Kind friend Dale Lincoln stops by the Skillin's Garden Log with a story that will make you think...
A few weeks ago did you learn from the news that lobster fishermen were having a difficult time procuring herring to bait their traps? After hearing that news some people may ask: “Where have all the herring gone?”
More than four hundred years ago (1604) when Samuel D. Champlain explored the area known today as the Coast of Maine ( and started a settlement on an island in the St. Croix River near Calais, Maine) he made mention of the abundance of fish in the area. It is very likely that herring were some of the fish that he noticed. Three hundred years later, my Dad, in his youth, lived in a house very close to Cobscook Bay at Perry, Maine. He often told about the roaring sounds, during summer nights, as millions of herring churned the water in the bay near his home. It isn’t unusual that from the early 1900’s until after the 1950’s, there were many sardine factories and other herring processing plants along the coast of Maine. Today, due to the scarcity of herring, very few sardine factories are in operation.
During the summer of 1952 I learned one of the answers to the question: Where have all the herring gone? At age fifteen, I had the exciting and profitable job of digging clams four hours each day. The row boat I used with the job took me to many parts of Cobscook Bay. I made friends with the fishermen and traded clams for fresh, unsalted herring and mackerel. That job of digging clams allowed time each day to have fun. There were days when I would eat breakfast with my Dad (about 6am) before he went to his job as foreman at a sardine factory at Eastport, Maine. That same day he would return home after 9 pm and find me listening to the Red Sox on the radio. Many days after clamming I went trout fishing, practiced playing baseball, and went swimming in the Pennamaquan River. My wages from clamming for four hours were often more than my Dad's wages for working twelve hours at the factory.
Fish were plentiful around the waters off Eastport. Maine. Along with herring and mackerel there were haddock, cod, halibut, flounder, and pollock. Upon hearing that large pollock were being caught from the fish factory piers at Eastport was the reason why Norman, Nelson, and I finished clamming one day, then went fishing off the pier at the Riviera Packing Company in Eastport. My heavily weighted hand line, baited with a herring, was tossed into the ocean. Within a few moments my hands were sore from pulling the fishing line, but I landed a pollock that weighed more than 20 pounds. For the next few days instead of having fried clams, fried herring, or mackerel for supper, my mother prepared and served pollock. (Must mention that large fresh herring fried in a skillet is still one of my favorite foods—but large, fresh, unsalted, herring are hard to find today.)
It was a few days after that successful fishing adventure when my friends and I returned to the pier at the Riviera Factory. We did not catch any fish at that place but we heard that large pollock were being caught from the wharf, about a mile away, at the fertilizer plant near Deep Cove. We didn’t catch any fish at that location but I haven’t forgotten what I saw near the fertilizer plant: Several large pollock, caught a few hours earlier, were being wasted in the sunshine. Near-by were several, ten-foot high, pyramids of very small herring. (The herring were less than three inches long.) Within a few hours they would be ground into meal and become fertilizer. Herring were plentiful!

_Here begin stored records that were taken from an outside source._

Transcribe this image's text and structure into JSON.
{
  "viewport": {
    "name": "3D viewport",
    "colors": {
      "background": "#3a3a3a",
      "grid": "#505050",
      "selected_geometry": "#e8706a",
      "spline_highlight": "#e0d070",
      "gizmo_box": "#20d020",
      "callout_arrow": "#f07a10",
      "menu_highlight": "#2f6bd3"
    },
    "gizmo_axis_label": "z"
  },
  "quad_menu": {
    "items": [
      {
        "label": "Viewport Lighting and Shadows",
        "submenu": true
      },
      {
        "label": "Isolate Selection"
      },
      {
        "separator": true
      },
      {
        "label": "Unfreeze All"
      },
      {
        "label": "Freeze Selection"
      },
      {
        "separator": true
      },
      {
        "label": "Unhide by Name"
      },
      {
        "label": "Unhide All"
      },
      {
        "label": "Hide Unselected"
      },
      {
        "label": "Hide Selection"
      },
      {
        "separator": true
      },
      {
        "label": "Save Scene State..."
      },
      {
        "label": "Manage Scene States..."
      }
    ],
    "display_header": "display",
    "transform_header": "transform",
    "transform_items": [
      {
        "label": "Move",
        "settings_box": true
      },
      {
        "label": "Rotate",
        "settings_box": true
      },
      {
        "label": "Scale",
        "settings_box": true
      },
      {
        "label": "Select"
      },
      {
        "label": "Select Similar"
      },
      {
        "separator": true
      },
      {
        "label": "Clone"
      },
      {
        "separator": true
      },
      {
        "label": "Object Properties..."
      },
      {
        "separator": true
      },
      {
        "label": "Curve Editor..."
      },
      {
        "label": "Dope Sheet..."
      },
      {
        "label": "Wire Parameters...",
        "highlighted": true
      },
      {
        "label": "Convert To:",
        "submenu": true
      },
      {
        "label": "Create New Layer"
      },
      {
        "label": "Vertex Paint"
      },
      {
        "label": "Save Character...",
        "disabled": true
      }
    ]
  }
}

A very important life-cycle was eliminated during those times of plenty. Today we know that the question: How many seeds are in the apple? is not as important as: How many apples are in the seed? There are no descendants from the millions of “brit” herring that went to the fertilizer plant or were wasted in the process of trying to put them in sardine cans. Some people have forgotten or have never learned that millions of very small herring went directly to the fertilizer plants each year along the coast of Maine. Those fish never had a chance to reproduce. It isn't hard to imagine that a link in the ocean's food chain was severely weakened.
I can remember my mother reciting this poem to me several times:
I shall not throw upon the floor the crust I cannot eat,
For many a hungry little ones would think it quite a treat.
Willful waste makes willful want and I may live to say.
“O how I wish I had that crust that once I threw away.”
By: Dale C. Lincoln
In Zephyrhills, Florida
Nov 19, 2008